The problem: All entries must be given again in full, exactly as they were supplied.

Start of Dataset extract

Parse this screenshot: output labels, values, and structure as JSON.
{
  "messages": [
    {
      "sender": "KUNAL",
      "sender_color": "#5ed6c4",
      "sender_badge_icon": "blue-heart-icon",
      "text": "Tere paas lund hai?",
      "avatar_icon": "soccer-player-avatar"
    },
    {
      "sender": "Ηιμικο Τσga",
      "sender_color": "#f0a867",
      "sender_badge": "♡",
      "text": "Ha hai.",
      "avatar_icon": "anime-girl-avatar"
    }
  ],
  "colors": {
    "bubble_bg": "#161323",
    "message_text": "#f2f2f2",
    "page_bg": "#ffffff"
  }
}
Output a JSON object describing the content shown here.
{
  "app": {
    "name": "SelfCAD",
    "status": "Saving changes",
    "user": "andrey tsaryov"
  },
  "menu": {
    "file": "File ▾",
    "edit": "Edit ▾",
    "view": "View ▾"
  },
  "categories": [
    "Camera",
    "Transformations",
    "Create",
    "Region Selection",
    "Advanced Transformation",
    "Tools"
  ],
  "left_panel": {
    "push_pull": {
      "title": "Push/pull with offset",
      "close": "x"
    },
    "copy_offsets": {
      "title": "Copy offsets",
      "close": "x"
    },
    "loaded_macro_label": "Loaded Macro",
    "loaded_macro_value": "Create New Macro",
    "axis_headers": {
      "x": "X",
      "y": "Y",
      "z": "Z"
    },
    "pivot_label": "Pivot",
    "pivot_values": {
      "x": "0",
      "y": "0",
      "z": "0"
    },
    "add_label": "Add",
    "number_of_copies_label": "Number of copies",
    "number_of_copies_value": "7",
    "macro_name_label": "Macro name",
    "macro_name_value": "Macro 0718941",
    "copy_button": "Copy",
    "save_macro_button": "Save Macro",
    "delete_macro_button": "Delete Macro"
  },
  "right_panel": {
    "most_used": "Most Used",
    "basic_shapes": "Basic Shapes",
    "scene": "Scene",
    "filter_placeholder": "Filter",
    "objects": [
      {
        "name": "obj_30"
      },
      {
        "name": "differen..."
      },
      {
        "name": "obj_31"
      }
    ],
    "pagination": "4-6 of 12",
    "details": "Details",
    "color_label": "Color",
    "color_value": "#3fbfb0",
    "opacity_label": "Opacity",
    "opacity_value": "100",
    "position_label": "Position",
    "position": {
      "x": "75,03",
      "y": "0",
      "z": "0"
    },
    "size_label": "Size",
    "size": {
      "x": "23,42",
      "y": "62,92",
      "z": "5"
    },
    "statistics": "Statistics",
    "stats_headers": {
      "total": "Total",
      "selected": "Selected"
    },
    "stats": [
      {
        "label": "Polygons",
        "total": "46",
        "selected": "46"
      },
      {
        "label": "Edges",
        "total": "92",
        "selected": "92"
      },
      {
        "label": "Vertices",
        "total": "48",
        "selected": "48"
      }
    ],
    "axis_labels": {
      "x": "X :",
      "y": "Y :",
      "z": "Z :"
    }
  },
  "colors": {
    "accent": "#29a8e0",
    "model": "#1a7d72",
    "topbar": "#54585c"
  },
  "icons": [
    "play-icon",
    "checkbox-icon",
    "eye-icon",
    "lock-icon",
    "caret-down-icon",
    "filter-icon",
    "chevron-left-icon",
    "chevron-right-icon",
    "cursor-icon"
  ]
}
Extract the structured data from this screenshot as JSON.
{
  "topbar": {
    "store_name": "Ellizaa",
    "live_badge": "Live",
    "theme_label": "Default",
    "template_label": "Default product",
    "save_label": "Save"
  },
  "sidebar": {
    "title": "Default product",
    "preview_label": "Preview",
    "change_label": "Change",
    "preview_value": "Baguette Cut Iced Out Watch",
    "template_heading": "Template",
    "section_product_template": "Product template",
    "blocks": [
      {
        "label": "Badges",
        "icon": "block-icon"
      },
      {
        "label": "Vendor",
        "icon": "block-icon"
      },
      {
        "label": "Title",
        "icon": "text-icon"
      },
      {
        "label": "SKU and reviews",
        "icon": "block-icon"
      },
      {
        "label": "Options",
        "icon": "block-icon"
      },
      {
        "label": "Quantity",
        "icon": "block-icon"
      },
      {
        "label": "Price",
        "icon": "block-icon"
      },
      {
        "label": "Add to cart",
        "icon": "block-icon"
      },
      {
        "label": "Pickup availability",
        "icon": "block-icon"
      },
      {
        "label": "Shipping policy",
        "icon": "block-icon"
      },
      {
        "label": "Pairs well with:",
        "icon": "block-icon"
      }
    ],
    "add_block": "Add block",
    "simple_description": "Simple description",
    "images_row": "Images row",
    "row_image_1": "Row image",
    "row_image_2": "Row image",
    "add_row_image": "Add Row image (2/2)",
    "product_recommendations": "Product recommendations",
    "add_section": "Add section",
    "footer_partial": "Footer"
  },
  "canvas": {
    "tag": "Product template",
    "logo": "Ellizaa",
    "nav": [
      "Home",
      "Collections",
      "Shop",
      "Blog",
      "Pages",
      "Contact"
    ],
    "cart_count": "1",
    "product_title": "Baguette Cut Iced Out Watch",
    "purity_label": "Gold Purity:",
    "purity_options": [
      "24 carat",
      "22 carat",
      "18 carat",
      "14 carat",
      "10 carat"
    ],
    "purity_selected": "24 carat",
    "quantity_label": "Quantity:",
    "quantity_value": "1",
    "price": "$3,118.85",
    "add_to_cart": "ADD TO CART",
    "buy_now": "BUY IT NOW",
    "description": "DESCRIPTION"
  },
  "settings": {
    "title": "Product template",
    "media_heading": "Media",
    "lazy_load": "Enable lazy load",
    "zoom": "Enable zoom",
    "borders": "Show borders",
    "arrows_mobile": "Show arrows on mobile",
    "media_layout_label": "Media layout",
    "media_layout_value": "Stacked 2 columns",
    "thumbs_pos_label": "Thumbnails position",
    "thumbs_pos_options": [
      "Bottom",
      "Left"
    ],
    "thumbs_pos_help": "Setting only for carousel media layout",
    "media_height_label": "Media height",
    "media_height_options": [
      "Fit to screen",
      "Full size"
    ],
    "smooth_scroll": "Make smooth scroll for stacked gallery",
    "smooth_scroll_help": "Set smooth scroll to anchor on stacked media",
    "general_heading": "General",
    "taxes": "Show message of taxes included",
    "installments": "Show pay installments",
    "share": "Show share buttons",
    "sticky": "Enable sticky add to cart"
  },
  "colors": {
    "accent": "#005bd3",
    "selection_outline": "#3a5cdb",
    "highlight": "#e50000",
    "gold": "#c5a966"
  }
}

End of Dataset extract

Written reply:
Parse this screenshot: output labels, values, and structure as JSON.
{
  "messages": [
    {
      "sender": "KUNAL",
      "sender_color": "#5ed6c4",
      "sender_badge_icon": "blue-heart-icon",
      "text": "Tere paas lund hai?",
      "avatar_icon": "soccer-player-avatar"
    },
    {
      "sender": "Ηιμικο Τσga",
      "sender_color": "#f0a867",
      "sender_badge": "♡",
      "text": "Ha hai.",
      "avatar_icon": "anime-girl-avatar"
    }
  ],
  "colors": {
    "bubble_bg": "#161323",
    "message_text": "#f2f2f2",
    "page_bg": "#ffffff"
  }
}
Output a JSON object describing the content shown here.
{
  "app": {
    "name": "SelfCAD",
    "status": "Saving changes",
    "user": "andrey tsaryov"
  },
  "menu": {
    "file": "File ▾",
    "edit": "Edit ▾",
    "view": "View ▾"
  },
  "categories": [
    "Camera",
    "Transformations",
    "Create",
    "Region Selection",
    "Advanced Transformation",
    "Tools"
  ],
  "left_panel": {
    "push_pull": {
      "title": "Push/pull with offset",
      "close": "x"
    },
    "copy_offsets": {
      "title": "Copy offsets",
      "close": "x"
    },
    "loaded_macro_label": "Loaded Macro",
    "loaded_macro_value": "Create New Macro",
    "axis_headers": {
      "x": "X",
      "y": "Y",
      "z": "Z"
    },
    "pivot_label": "Pivot",
    "pivot_values": {
      "x": "0",
      "y": "0",
      "z": "0"
    },
    "add_label": "Add",
    "number_of_copies_label": "Number of copies",
    "number_of_copies_value": "7",
    "macro_name_label": "Macro name",
    "macro_name_value": "Macro 0718941",
    "copy_button": "Copy",
    "save_macro_button": "Save Macro",
    "delete_macro_button": "Delete Macro"
  },
  "right_panel": {
    "most_used": "Most Used",
    "basic_shapes": "Basic Shapes",
    "scene": "Scene",
    "filter_placeholder": "Filter",
    "objects": [
      {
        "name": "obj_30"
      },
      {
        "name": "differen..."
      },
      {
        "name": "obj_31"
      }
    ],
    "pagination": "4-6 of 12",
    "details": "Details",
    "color_label": "Color",
    "color_value": "#3fbfb0",
    "opacity_label": "Opacity",
    "opacity_value": "100",
    "position_label": "Position",
    "position": {
      "x": "75,03",
      "y": "0",
      "z": "0"
    },
    "size_label": "Size",
    "size": {
      "x": "23,42",
      "y": "62,92",
      "z": "5"
    },
    "statistics": "Statistics",
    "stats_headers": {
      "total": "Total",
      "selected": "Selected"
    },
    "stats": [
      {
        "label": "Polygons",
        "total": "46",
        "selected": "46"
      },
      {
        "label": "Edges",
        "total": "92",
        "selected": "92"
      },
      {
        "label": "Vertices",
        "total": "48",
        "selected": "48"
      }
    ],
    "axis_labels": {
      "x": "X :",
      "y": "Y :",
      "z": "Z :"
    }
  },
  "colors": {
    "accent": "#29a8e0",
    "model": "#1a7d72",
    "topbar": "#54585c"
  },
  "icons": [
    "play-icon",
    "checkbox-icon",
    "eye-icon",
    "lock-icon",
    "caret-down-icon",
    "filter-icon",
    "chevron-left-icon",
    "chevron-right-icon",
    "cursor-icon"
  ]
}
Extract the structured data from this screenshot as JSON.
{
  "topbar": {
    "store_name": "Ellizaa",
    "live_badge": "Live",
    "theme_label": "Default",
    "template_label": "Default product",
    "save_label": "Save"
  },
  "sidebar": {
    "title": "Default product",
    "preview_label": "Preview",
    "change_label": "Change",
    "preview_value": "Baguette Cut Iced Out Watch",
    "template_heading": "Template",
    "section_product_template": "Product template",
    "blocks": [
      {
        "label": "Badges",
        "icon": "block-icon"
      },
      {
        "label": "Vendor",
        "icon": "block-icon"
      },
      {
        "label": "Title",
        "icon": "text-icon"
      },
      {
        "label": "SKU and reviews",
        "icon": "block-icon"
      },
      {
        "label": "Options",
        "icon": "block-icon"
      },
      {
        "label": "Quantity",
        "icon": "block-icon"
      },
      {
        "label": "Price",
        "icon": "block-icon"
      },
      {
        "label": "Add to cart",
        "icon": "block-icon"
      },
      {
        "label": "Pickup availability",
        "icon": "block-icon"
      },
      {
        "label": "Shipping policy",
        "icon": "block-icon"
      },
      {
        "label": "Pairs well with:",
        "icon": "block-icon"
      }
    ],
    "add_block": "Add block",
    "simple_description": "Simple description",
    "images_row": "Images row",
    "row_image_1": "Row image",
    "row_image_2": "Row image",
    "add_row_image": "Add Row image (2/2)",
    "product_recommendations": "Product recommendations",
    "add_section": "Add section",
    "footer_partial": "Footer"
  },
  "canvas": {
    "tag": "Product template",
    "logo": "Ellizaa",
    "nav": [
      "Home",
      "Collections",
      "Shop",
      "Blog",
      "Pages",
      "Contact"
    ],
    "cart_count": "1",
    "product_title": "Baguette Cut Iced Out Watch",
    "purity_label": "Gold Purity:",
    "purity_options": [
      "24 carat",
      "22 carat",
      "18 carat",
      "14 carat",
      "10 carat"
    ],
    "purity_selected": "24 carat",
    "quantity_label": "Quantity:",
    "quantity_value": "1",
    "price": "$3,118.85",
    "add_to_cart": "ADD TO CART",
    "buy_now": "BUY IT NOW",
    "description": "DESCRIPTION"
  },
  "settings": {
    "title": "Product template",
    "media_heading": "Media",
    "lazy_load": "Enable lazy load",
    "zoom": "Enable zoom",
    "borders": "Show borders",
    "arrows_mobile": "Show arrows on mobile",
    "media_layout_label": "Media layout",
    "media_layout_value": "Stacked 2 columns",
    "thumbs_pos_label": "Thumbnails position",
    "thumbs_pos_options": [
      "Bottom",
      "Left"
    ],
    "thumbs_pos_help": "Setting only for carousel media layout",
    "media_height_label": "Media height",
    "media_height_options": [
      "Fit to screen",
      "Full size"
    ],
    "smooth_scroll": "Make smooth scroll for stacked gallery",
    "smooth_scroll_help": "Set smooth scroll to anchor on stacked media",
    "general_heading": "General",
    "taxes": "Show message of taxes included",
    "installments": "Show pay installments",
    "share": "Show share buttons",
    "sticky": "Enable sticky add to cart"
  },
  "colors": {
    "accent": "#005bd3",
    "selection_outline": "#3a5cdb",
    "highlight": "#e50000",
    "gold": "#c5a966"
  }
}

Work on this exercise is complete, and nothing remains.